long covid

As the summer progresses, the United States is experiencing a significant uptick in COVID-19 cases, with no signs of a slowdown. This surge is fueled by several factors, including new virus variants and decreased immunity. Health experts emphasize the importance of continued vigilance and adherence to preventive measures to navigate this wave safely.

Understanding the surge

The current increase in COVID-19 cases can be attributed to several key factors. The virus has evolved, with new variants like FLiRT KP.2, KP.3, and KP.1.1 becoming predominant. These variants have adapted to partially evade the immunity acquired through vaccination or previous infection. Additionally, waning immunity in the population has left more individuals susceptible to the virus.

Another contributing factor is behavioral. With the rise in temperatures, more people are staying indoors with air conditioning, which increases the risk of airborne transmission, especially in crowded settings.

Duration of the summer wave

Experts are finding it challenging to predict the exact duration of this COVID-19 summer wave. Historical patterns suggest a rise in cases through August, followed by a decline.

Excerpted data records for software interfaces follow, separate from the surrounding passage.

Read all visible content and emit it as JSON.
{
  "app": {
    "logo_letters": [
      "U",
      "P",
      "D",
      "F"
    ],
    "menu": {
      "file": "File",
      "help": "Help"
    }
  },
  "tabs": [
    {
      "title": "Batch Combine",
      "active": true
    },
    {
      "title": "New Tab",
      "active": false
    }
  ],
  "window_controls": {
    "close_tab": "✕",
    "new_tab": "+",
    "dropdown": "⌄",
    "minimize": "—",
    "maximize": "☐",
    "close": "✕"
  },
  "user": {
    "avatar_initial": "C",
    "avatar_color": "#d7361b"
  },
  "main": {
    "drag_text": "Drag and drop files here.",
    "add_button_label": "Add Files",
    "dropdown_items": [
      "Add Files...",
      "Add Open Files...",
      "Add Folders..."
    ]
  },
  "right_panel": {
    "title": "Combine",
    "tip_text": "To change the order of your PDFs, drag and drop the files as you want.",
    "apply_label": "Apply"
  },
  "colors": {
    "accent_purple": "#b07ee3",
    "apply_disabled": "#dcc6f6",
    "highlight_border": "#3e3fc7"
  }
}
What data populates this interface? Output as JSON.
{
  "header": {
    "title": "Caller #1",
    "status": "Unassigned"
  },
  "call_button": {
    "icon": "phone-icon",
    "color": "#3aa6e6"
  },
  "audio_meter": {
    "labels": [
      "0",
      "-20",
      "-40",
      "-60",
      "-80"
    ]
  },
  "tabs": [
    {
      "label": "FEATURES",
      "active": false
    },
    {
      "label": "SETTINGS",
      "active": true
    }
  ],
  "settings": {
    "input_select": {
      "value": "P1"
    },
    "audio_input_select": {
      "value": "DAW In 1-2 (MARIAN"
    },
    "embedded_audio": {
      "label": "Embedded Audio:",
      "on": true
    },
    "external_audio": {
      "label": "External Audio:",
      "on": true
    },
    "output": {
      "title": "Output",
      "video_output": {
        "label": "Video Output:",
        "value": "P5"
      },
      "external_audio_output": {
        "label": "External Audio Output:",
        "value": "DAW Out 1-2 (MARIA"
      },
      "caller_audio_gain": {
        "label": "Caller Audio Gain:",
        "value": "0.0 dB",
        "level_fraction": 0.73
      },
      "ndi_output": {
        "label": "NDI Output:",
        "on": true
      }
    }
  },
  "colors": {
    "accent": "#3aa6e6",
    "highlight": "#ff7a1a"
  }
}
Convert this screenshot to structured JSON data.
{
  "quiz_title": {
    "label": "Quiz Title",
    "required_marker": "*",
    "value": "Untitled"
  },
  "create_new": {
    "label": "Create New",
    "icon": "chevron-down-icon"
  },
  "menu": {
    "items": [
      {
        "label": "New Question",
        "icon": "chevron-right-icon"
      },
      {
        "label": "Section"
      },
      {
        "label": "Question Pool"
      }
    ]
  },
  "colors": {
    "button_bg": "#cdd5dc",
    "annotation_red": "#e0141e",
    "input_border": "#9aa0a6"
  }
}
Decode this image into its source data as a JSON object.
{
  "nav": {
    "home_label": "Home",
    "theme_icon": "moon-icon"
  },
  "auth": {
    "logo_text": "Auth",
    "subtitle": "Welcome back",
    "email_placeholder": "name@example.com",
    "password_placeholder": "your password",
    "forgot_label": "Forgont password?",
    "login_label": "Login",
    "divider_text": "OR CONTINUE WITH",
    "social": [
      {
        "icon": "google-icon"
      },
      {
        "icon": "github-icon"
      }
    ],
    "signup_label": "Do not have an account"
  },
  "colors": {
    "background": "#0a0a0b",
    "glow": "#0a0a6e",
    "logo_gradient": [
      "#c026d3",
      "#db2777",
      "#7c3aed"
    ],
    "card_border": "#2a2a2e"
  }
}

However, a resurgence is likely as colder weather returns, leading to more indoor gatherings.

Staying safe

To protect yourself and others during this surge, health authorities recommend several strategies:

  • Wear masks in crowded indoor settings.
  • Keep up to date with COVID-19 vaccinations, including booster shots when eligible.
  • Avoid close contact with sick individuals.
  • Monitor for symptoms of COVID-19, such as fever and cough, and get tested if symptoms develop.

For those who are immunocompromised, discussions with health care providers about additional preventive measures, such as monoclonal antibodies, may be beneficial.

Despite the challenges posed by the COVID-19 summer wave, adhering to these preventive strategies can significantly reduce the risk of infection and help manage the spread of the virus.